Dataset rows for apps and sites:
────────────────────
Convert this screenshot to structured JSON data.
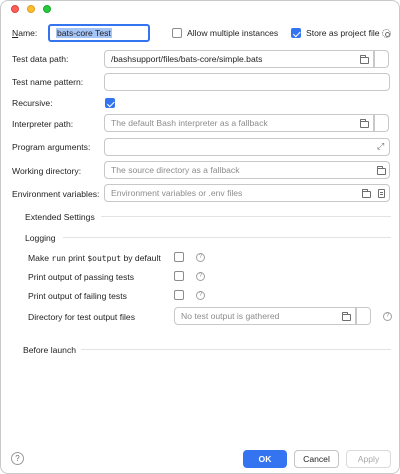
{
  "window": {
    "accent_color": "#3574f0"
  },
  "header": {
    "name_label": "Name:",
    "name_value": "bats-core Test",
    "allow_multiple_label": "Allow multiple instances",
    "allow_multiple_checked": false,
    "store_project_label": "Store as project file",
    "store_project_checked": true
  },
  "form": {
    "test_data_path_label": "Test data path:",
    "test_data_path_value": "/bashsupport/files/bats-core/simple.bats",
    "test_name_pattern_label": "Test name pattern:",
    "test_name_pattern_value": "",
    "recursive_label": "Recursive:",
    "recursive_checked": true,
    "interpreter_label": "Interpreter path:",
    "interpreter_placeholder": "The default Bash interpreter as a fallback",
    "program_args_label": "Program arguments:",
    "program_args_value": "",
    "working_dir_label": "Working directory:",
    "working_dir_placeholder": "The source directory as a fallback",
    "env_vars_label": "Environment variables:",
    "env_vars_placeholder": "Environment variables or .env files"
  },
  "extended": {
    "title": "Extended Settings"
  },
  "logging": {
    "title": "Logging",
    "make_run_prefix": "Make",
    "make_run_code1": "run",
    "make_run_mid": "print",
    "make_run_code2": "$output",
    "make_run_suffix": "by default",
    "make_run_checked": false,
    "print_passing_label": "Print output of passing tests",
    "print_passing_checked": false,
    "print_failing_label": "Print output of failing tests",
    "print_failing_checked": false,
    "output_dir_label": "Directory for test output files",
    "output_dir_placeholder": "No test output is gathered"
  },
  "before_launch": {
    "title": "Before launch"
  },
  "footer": {
    "help_glyph": "?",
    "ok_label": "OK",
    "cancel_label": "Cancel",
    "apply_label": "Apply"
  }
}
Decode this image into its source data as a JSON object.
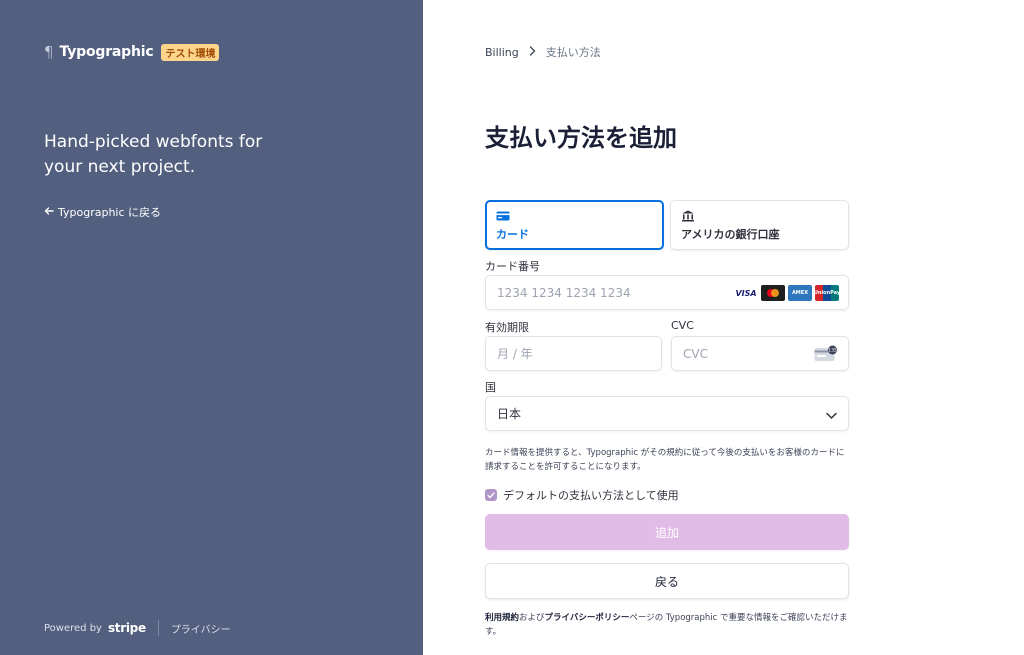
{
  "left": {
    "brand_name": "Typographic",
    "test_badge": "テスト環境",
    "tagline": "Hand-picked webfonts for your next project.",
    "back_link": "Typographic に戻る",
    "footer_powered": "Powered by",
    "footer_stripe": "stripe",
    "footer_privacy": "プライバシー",
    "background_color": "#525f7f"
  },
  "right": {
    "breadcrumb": {
      "root": "Billing",
      "current": "支払い方法"
    },
    "title": "支払い方法を追加",
    "tabs": [
      {
        "label": "カード",
        "icon": "card-icon",
        "active": true
      },
      {
        "label": "アメリカの銀行口座",
        "icon": "bank-icon",
        "active": false
      }
    ],
    "card_number": {
      "label": "カード番号",
      "placeholder": "1234 1234 1234 1234",
      "brands": [
        "VISA",
        "mastercard",
        "AMEX",
        "UnionPay"
      ]
    },
    "expiry": {
      "label": "有効期限",
      "placeholder": "月 / 年"
    },
    "cvc": {
      "label": "CVC",
      "placeholder": "CVC",
      "cvc_hint": "135"
    },
    "country": {
      "label": "国",
      "value": "日本"
    },
    "legal_text": "カード情報を提供すると、Typographic がその規約に従って今後の支払いをお客様のカードに請求することを許可することになります。",
    "default_checkbox": {
      "label": "デフォルトの支払い方法として使用",
      "checked": true
    },
    "add_button": "追加",
    "back_button": "戻る",
    "terms": {
      "link1": "利用規約",
      "and": "および",
      "link2": "プライバシーポリシー",
      "rest": "ページの Typographic で重要な情報をご確認いただけます。"
    },
    "accent_color": "#0570de",
    "add_button_color": "#e1bce7"
  }
}
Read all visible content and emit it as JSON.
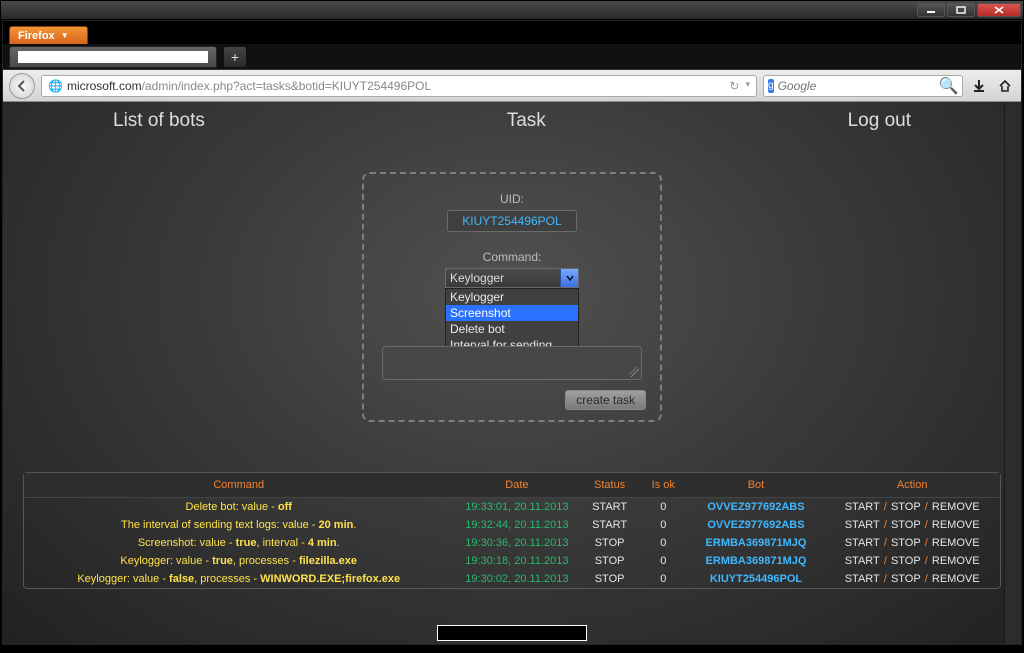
{
  "browser": {
    "app_button": "Firefox",
    "url_host": "microsoft.com",
    "url_path": "/admin/index.php?act=tasks&botid=KIUYT254496POL",
    "search_placeholder": "Google"
  },
  "nav": {
    "list_of_bots": "List of bots",
    "task": "Task",
    "log_out": "Log out"
  },
  "task_panel": {
    "uid_label": "UID:",
    "uid_value": "KIUYT254496POL",
    "command_label": "Command:",
    "selected": "Keylogger",
    "options": [
      "Keylogger",
      "Screenshot",
      "Delete bot",
      "Interval for sending logs"
    ],
    "create_btn": "create task"
  },
  "history": {
    "headers": {
      "command": "Command",
      "date": "Date",
      "status": "Status",
      "is_ok": "Is ok",
      "bot": "Bot",
      "action": "Action"
    },
    "actions": {
      "start": "START",
      "stop": "STOP",
      "remove": "REMOVE"
    },
    "rows": [
      {
        "cmd_html": "Delete bot: value - <b>off</b>",
        "date": "19:33:01, 20.11.2013",
        "status": "START",
        "is_ok": "0",
        "bot": "OVVEZ977692ABS"
      },
      {
        "cmd_html": "The interval of sending text logs: value - <b>20 min</b>.",
        "date": "19:32:44, 20.11.2013",
        "status": "START",
        "is_ok": "0",
        "bot": "OVVEZ977692ABS"
      },
      {
        "cmd_html": "Screenshot: value - <b>true</b>, interval - <b>4 min</b>.",
        "date": "19:30:36, 20.11.2013",
        "status": "STOP",
        "is_ok": "0",
        "bot": "ERMBA369871MJQ"
      },
      {
        "cmd_html": "Keylogger: value - <b>true</b>, processes - <b>filezilla.exe</b>",
        "date": "19:30:18, 20.11.2013",
        "status": "STOP",
        "is_ok": "0",
        "bot": "ERMBA369871MJQ"
      },
      {
        "cmd_html": "Keylogger: value - <b>false</b>, processes - <b>WINWORD.EXE;firefox.exe</b>",
        "date": "19:30:02, 20.11.2013",
        "status": "STOP",
        "is_ok": "0",
        "bot": "KIUYT254496POL"
      }
    ]
  }
}
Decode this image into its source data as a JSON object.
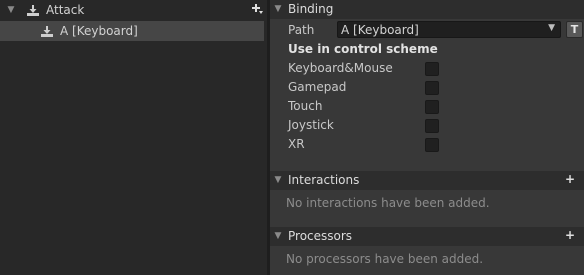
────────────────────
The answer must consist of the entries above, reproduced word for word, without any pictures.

Convert this screenshot to structured JSON data.
{
  "window": {
    "accent_color": "#3574f0"
  },
  "header": {
    "name_label": "Name:",
    "name_value": "bats-core Test",
    "allow_multiple_label": "Allow multiple instances",
    "allow_multiple_checked": false,
    "store_project_label": "Store as project file",
    "store_project_checked": true
  },
  "form": {
    "test_data_path_label": "Test data path:",
    "test_data_path_value": "/bashsupport/files/bats-core/simple.bats",
    "test_name_pattern_label": "Test name pattern:",
    "test_name_pattern_value": "",
    "recursive_label": "Recursive:",
    "recursive_checked": true,
    "interpreter_label": "Interpreter path:",
    "interpreter_placeholder": "The default Bash interpreter as a fallback",
    "program_args_label": "Program arguments:",
    "program_args_value": "",
    "working_dir_label": "Working directory:",
    "working_dir_placeholder": "The source directory as a fallback",
    "env_vars_label": "Environment variables:",
    "env_vars_placeholder": "Environment variables or .env files"
  },
  "extended": {
    "title": "Extended Settings"
  },
  "logging": {
    "title": "Logging",
    "make_run_prefix": "Make",
    "make_run_code1": "run",
    "make_run_mid": "print",
    "make_run_code2": "$output",
    "make_run_suffix": "by default",
    "make_run_checked": false,
    "print_passing_label": "Print output of passing tests",
    "print_passing_checked": false,
    "print_failing_label": "Print output of failing tests",
    "print_failing_checked": false,
    "output_dir_label": "Directory for test output files",
    "output_dir_placeholder": "No test output is gathered"
  },
  "before_launch": {
    "title": "Before launch"
  },
  "footer": {
    "help_glyph": "?",
    "ok_label": "OK",
    "cancel_label": "Cancel",
    "apply_label": "Apply"
  }
}
Decode this image into its source data as a JSON object.
{
  "left": {
    "brand_name": "Typographic",
    "test_badge": "テスト環境",
    "tagline": "Hand-picked webfonts for your next project.",
    "back_link": "Typographic に戻る",
    "footer_powered": "Powered by",
    "footer_stripe": "stripe",
    "footer_privacy": "プライバシー",
    "background_color": "#525f7f"
  },
  "right": {
    "breadcrumb": {
      "root": "Billing",
      "current": "支払い方法"
    },
    "title": "支払い方法を追加",
    "tabs": [
      {
        "label": "カード",
        "icon": "card-icon",
        "active": true
      },
      {
        "label": "アメリカの銀行口座",
        "icon": "bank-icon",
        "active": false
      }
    ],
    "card_number": {
      "label": "カード番号",
      "placeholder": "1234 1234 1234 1234",
      "brands": [
        "VISA",
        "mastercard",
        "AMEX",
        "UnionPay"
      ]
    },
    "expiry": {
      "label": "有効期限",
      "placeholder": "月 / 年"
    },
    "cvc": {
      "label": "CVC",
      "placeholder": "CVC",
      "cvc_hint": "135"
    },
    "country": {
      "label": "国",
      "value": "日本"
    },
    "legal_text": "カード情報を提供すると、Typographic がその規約に従って今後の支払いをお客様のカードに請求することを許可することになります。",
    "default_checkbox": {
      "label": "デフォルトの支払い方法として使用",
      "checked": true
    },
    "add_button": "追加",
    "back_button": "戻る",
    "terms": {
      "link1": "利用規約",
      "and": "および",
      "link2": "プライバシーポリシー",
      "rest": "ページの Typographic で重要な情報をご確認いただけます。"
    },
    "accent_color": "#0570de",
    "add_button_color": "#e1bce7"
  }
}
Read all visible content and emit it as JSON.
{
  "browser": {
    "app_button": "Firefox",
    "url_host": "microsoft.com",
    "url_path": "/admin/index.php?act=tasks&botid=KIUYT254496POL",
    "search_placeholder": "Google"
  },
  "nav": {
    "list_of_bots": "List of bots",
    "task": "Task",
    "log_out": "Log out"
  },
  "task_panel": {
    "uid_label": "UID:",
    "uid_value": "KIUYT254496POL",
    "command_label": "Command:",
    "selected": "Keylogger",
    "options": [
      "Keylogger",
      "Screenshot",
      "Delete bot",
      "Interval for sending logs"
    ],
    "create_btn": "create task"
  },
  "history": {
    "headers": {
      "command": "Command",
      "date": "Date",
      "status": "Status",
      "is_ok": "Is ok",
      "bot": "Bot",
      "action": "Action"
    },
    "actions": {
      "start": "START",
      "stop": "STOP",
      "remove": "REMOVE"
    },
    "rows": [
      {
        "cmd_html": "Delete bot: value - <b>off</b>",
        "date": "19:33:01, 20.11.2013",
        "status": "START",
        "is_ok": "0",
        "bot": "OVVEZ977692ABS"
      },
      {
        "cmd_html": "The interval of sending text logs: value - <b>20 min</b>.",
        "date": "19:32:44, 20.11.2013",
        "status": "START",
        "is_ok": "0",
        "bot": "OVVEZ977692ABS"
      },
      {
        "cmd_html": "Screenshot: value - <b>true</b>, interval - <b>4 min</b>.",
        "date": "19:30:36, 20.11.2013",
        "status": "STOP",
        "is_ok": "0",
        "bot": "ERMBA369871MJQ"
      },
      {
        "cmd_html": "Keylogger: value - <b>true</b>, processes - <b>filezilla.exe</b>",
        "date": "19:30:18, 20.11.2013",
        "status": "STOP",
        "is_ok": "0",
        "bot": "ERMBA369871MJQ"
      },
      {
        "cmd_html": "Keylogger: value - <b>false</b>, processes - <b>WINWORD.EXE;firefox.exe</b>",
        "date": "19:30:02, 20.11.2013",
        "status": "STOP",
        "is_ok": "0",
        "bot": "KIUYT254496POL"
      }
    ]
  }
}
Decode this image into its source data as a JSON object.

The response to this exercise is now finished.